  12. The rate of the decay process for a radioactive nuclide is often represented by its half-life. • The half-life is the time required for one-half of the original sample to decay and does not vary with the size of the original sample. • Half-lives for different radioactive isotopes can range from mere tiny fractions of a second to millions of years. • Since the sample size of the radioactive material gets cut in half for each half-life, finding the fraction of remaining sample after “n” half-lives is just a matter of multiplying ½ by itself “n” times. Half-lives (11.3)

  13. One of the most well-known uses of the half-life concept is radiocarbon dating. In the upper atmosphere, carbon-14 is formed from the bombardment of nitrogen-14 with a neutron according to the equation: • Carbon-14 has a half-life of 5730 years and is incorporated in all living organisms. Once the living organism has died, there is no mechanism to replenish the carbon-14 so its level continuously drops. • The carbon-14 level can be compared against that found in living organisms to determine how long something has been dead. • Carbon-14 dating is reliable to about 50000 years but longer than that and its level becomes too low to detect reliably. • Other isotopes can be used to determine the age of objects much older or younger than 50000 years. For example, hydrogen-3 (tritium) is reliable for 1 to 100 year measurements. Uranium-238 is good from 107 years back to the oldest Earth samples. Applications of Half-lives (11.4)

  14. A piece of wood from an Egyptian tomb has carbon-14 activity of 980 counts per hour. A piece of new wood of the same size gave 3920 counts per hour. What is the age of the wood from the tomb? • First figure out how many half-lives have passed. Notice that 980 is ¼ of 3920. That means two half-lives have passed. (980 is one-fourth of 3920: • ½ x ½ = ¼) • Since each half-life for carbon-14 is 5730 years, the time elapsed is 2 x 5730 years = 11460 years.

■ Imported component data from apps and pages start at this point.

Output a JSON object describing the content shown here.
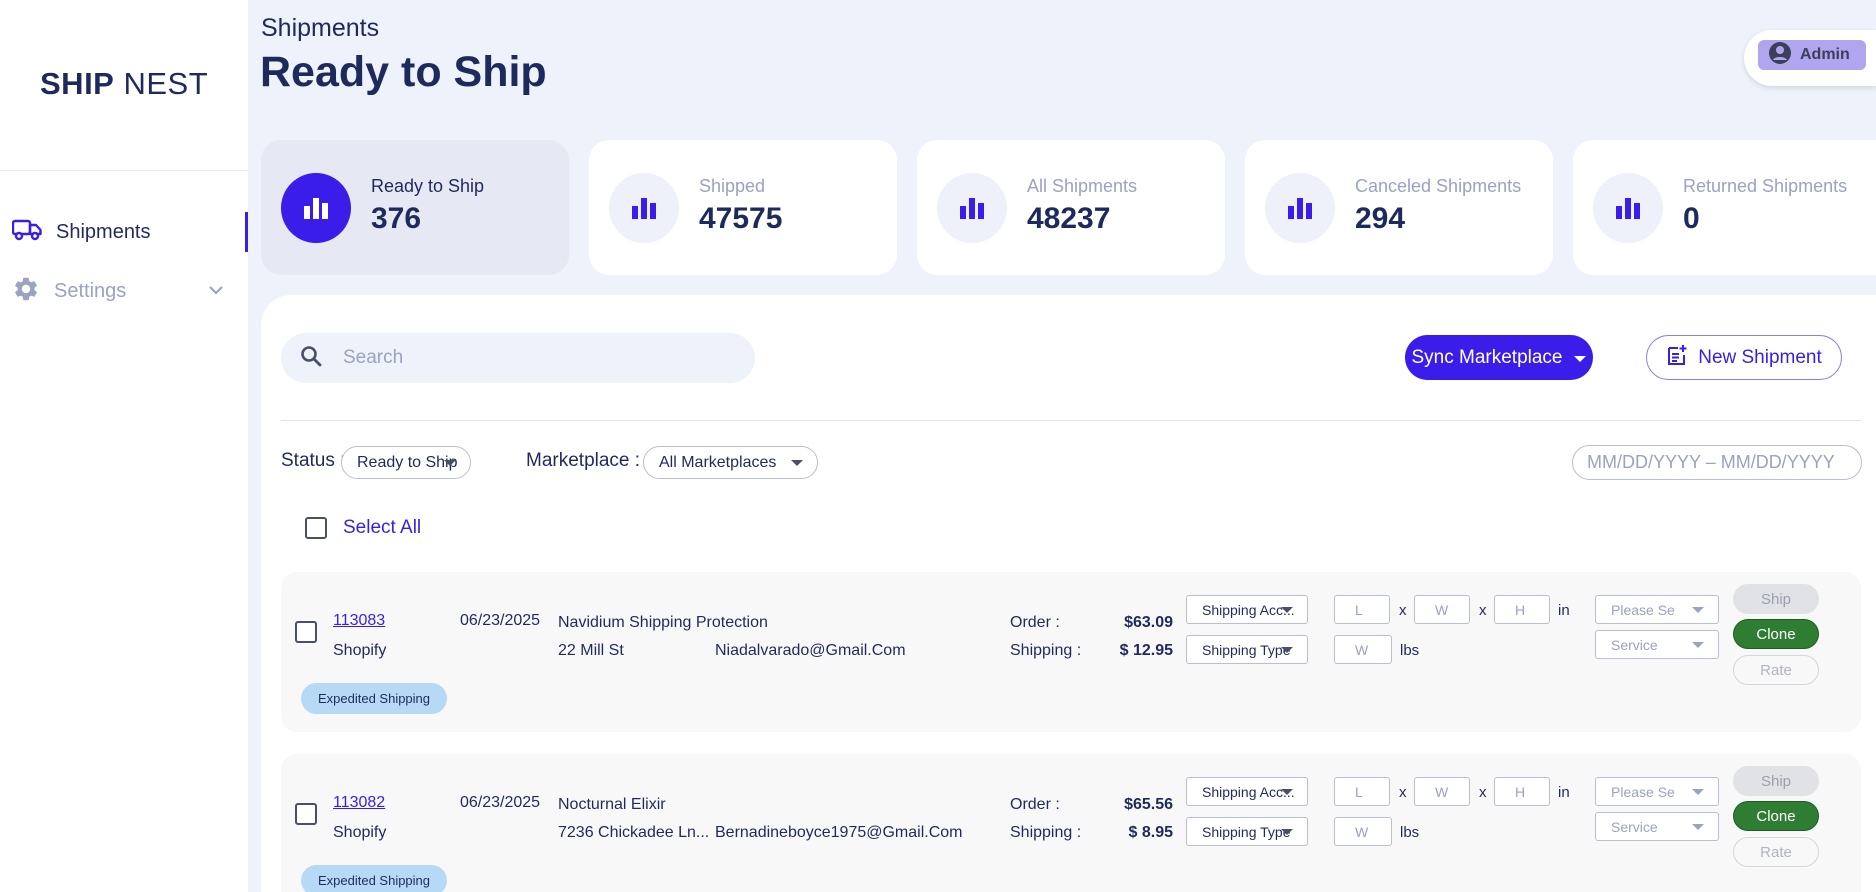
{
  "brand": {
    "name_bold": "SHIP",
    "name_light": "NEST"
  },
  "sidebar": {
    "items": [
      {
        "label": "Shipments",
        "icon": "truck-icon",
        "active": true
      },
      {
        "label": "Settings",
        "icon": "gear-icon",
        "active": false
      }
    ]
  },
  "header": {
    "breadcrumb": "Shipments",
    "title": "Ready to Ship",
    "user_label": "Admin"
  },
  "stats": [
    {
      "label": "Ready to Ship",
      "value": "376",
      "active": true
    },
    {
      "label": "Shipped",
      "value": "47575",
      "active": false
    },
    {
      "label": "All Shipments",
      "value": "48237",
      "active": false
    },
    {
      "label": "Canceled Shipments",
      "value": "294",
      "active": false
    },
    {
      "label": "Returned Shipments",
      "value": "0",
      "active": false
    }
  ],
  "toolbar": {
    "search_placeholder": "Search",
    "sync_label": "Sync Marketplace",
    "new_label": "New Shipment"
  },
  "filters": {
    "status_label": "Status :",
    "status_value": "Ready to Ship",
    "marketplace_label": "Marketplace :",
    "marketplace_value": "All Marketplaces",
    "date_placeholder": "MM/DD/YYYY – MM/DD/YYYY"
  },
  "select_all_label": "Select All",
  "row_labels": {
    "order": "Order :",
    "shipping": "Shipping :",
    "shipping_account": "Shipping Acc...",
    "shipping_type": "Shipping Type",
    "length": "L",
    "width": "W",
    "height": "H",
    "weight": "W",
    "x": "x",
    "in": "in",
    "lbs": "lbs",
    "please_select": "Please Se",
    "service": "Service",
    "ship": "Ship",
    "clone": "Clone",
    "rate": "Rate"
  },
  "shipments": [
    {
      "id": "113083",
      "marketplace": "Shopify",
      "date": "06/23/2025",
      "product": "Navidium Shipping Protection",
      "address": "22 Mill St",
      "email": "Niadalvarado@Gmail.Com",
      "order_total": "$63.09",
      "shipping_total": "$ 12.95",
      "badge": "Expedited Shipping"
    },
    {
      "id": "113082",
      "marketplace": "Shopify",
      "date": "06/23/2025",
      "product": "Nocturnal Elixir",
      "address": "7236 Chickadee Ln...",
      "email": "Bernadineboyce1975@Gmail.Com",
      "order_total": "$65.56",
      "shipping_total": "$ 8.95",
      "badge": "Expedited Shipping"
    }
  ],
  "colors": {
    "accent": "#3a1de8",
    "navy": "#1f2a5c",
    "clone_green": "#2e7d32",
    "badge_blue": "#b6daf6"
  }
}
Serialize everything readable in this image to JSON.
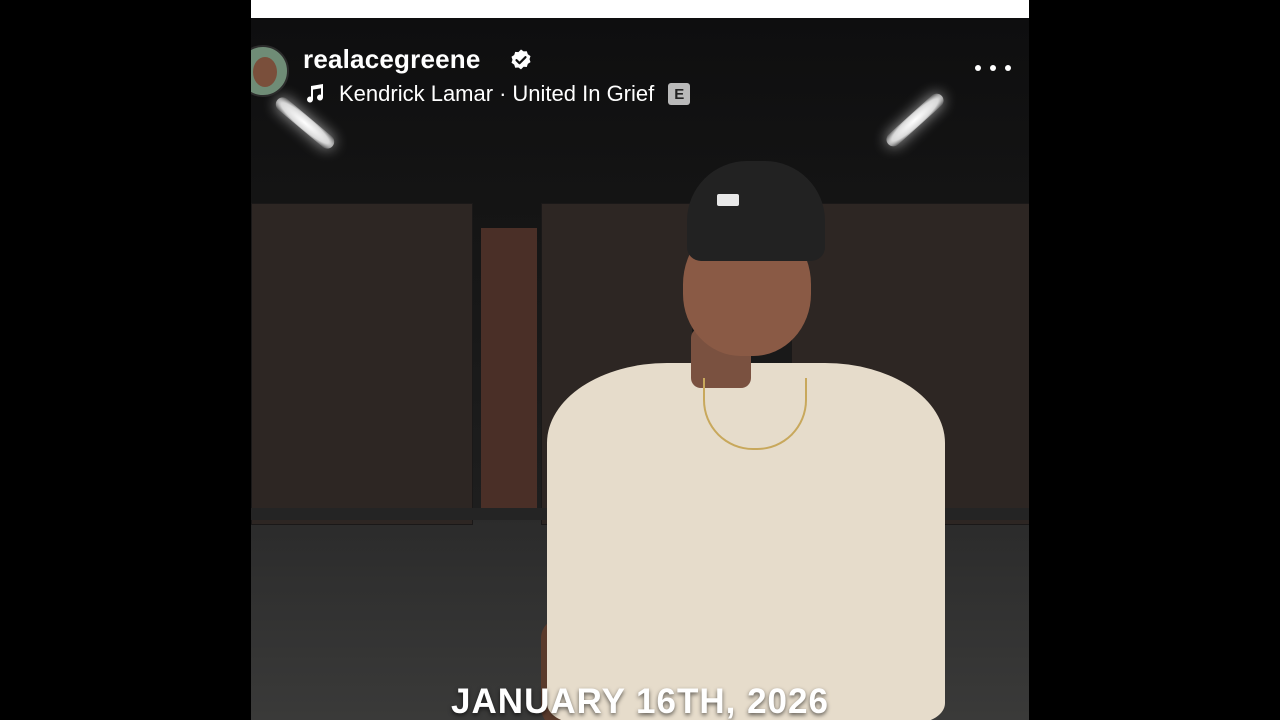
{
  "post": {
    "username": "realacegreene",
    "verified_icon": "verified-badge-icon",
    "music": {
      "icon": "music-note-icon",
      "artist": "Kendrick Lamar",
      "separator": "·",
      "track": "United In Grief",
      "explicit_label": "E"
    },
    "more_icon": "more-options-icon",
    "caption": "JANUARY 16TH, 2026"
  },
  "colors": {
    "background": "#000000",
    "text": "#ffffff",
    "explicit_bg": "#b9b9b9"
  }
}
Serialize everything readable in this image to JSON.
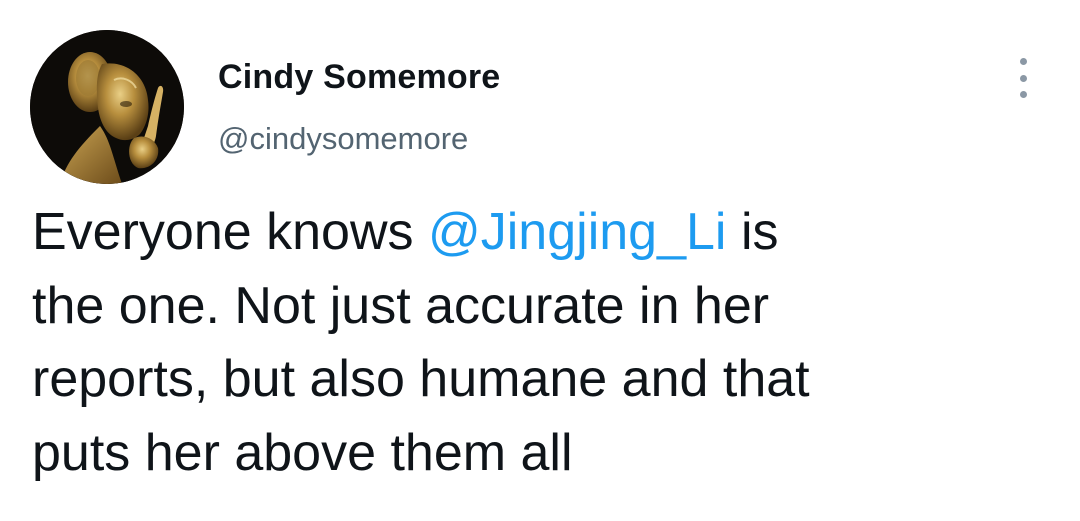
{
  "tweet": {
    "author": {
      "name": "Cindy Somemore",
      "handle": "@cindysomemore"
    },
    "more_icon": "more-vertical-icon",
    "text": {
      "line1_before": "Everyone knows ",
      "mention": "@Jingjing_Li",
      "line1_after": " is",
      "line2": "the one. Not just accurate in her",
      "line3": "reports, but also humane and that",
      "line4": "puts her above them all"
    },
    "colors": {
      "mention": "#1d9bf0",
      "text": "#0f1419",
      "handle": "#536471"
    }
  }
}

Radioisotopic Dating Example (11.4)

  15. End of Unit 31 (and all of the) Slide Shows